While critics say the program circumvents the spirit of the CRA, backing by U.S. financial regulators has helped the Senior Housing Crime Prevention Foundation sign up 250 banks in 47 states to lend or invest almost $350 million for its Senior Crimestoppers program. The money pays for personal lockboxes for nursing home residents, a 24-hour crime-reporting hot line, and entertainment including karaoke machines and video game systems.
Banks that don’t comply with the CRA, which took effect in 1977, must face restrictions when they seek to expand. While some large banks such as SunTrust Bank and BB&T participate in Senior Crimestoppers, the program has special appeal for institutions with a few billion dollars in assets that may have difficulty competing with bigger banks for CRA-qualified investments, foundation officials say. Spokesmen for SunTrust and BB&T declined to comment.
Banks that donate to the foundation are doing little to promote economic development, says Peter Skillern, executive director of the Community Reinvestment Association of North Carolina, a nonprofit advocacy group. “That is not in any way related to lending or investing in neighborhoods,” Skillern says.

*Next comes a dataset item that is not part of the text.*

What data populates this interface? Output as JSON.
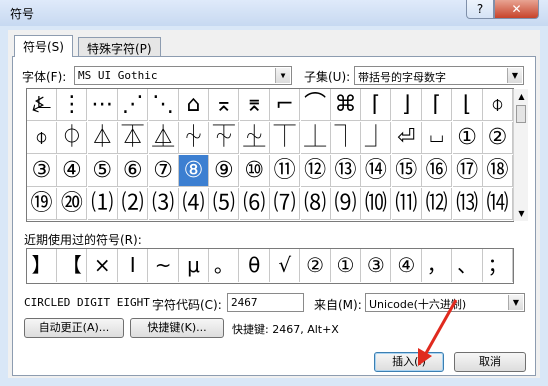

Banks giving money to Senior Crimestoppers get CRA credit for more than they actually contribute. They park their donations in government bonds or other instruments of their choosing and keep any returns above a 1 percent fee they turn over to Senior Crimestoppers. The organization uses its cut to pay for the lockboxes and other program expenses. The banks get their principal back in several years, and regulators routinely give them credit for the full amount on deposit with the program, rather than just the 1 percent in interest they effectively donate.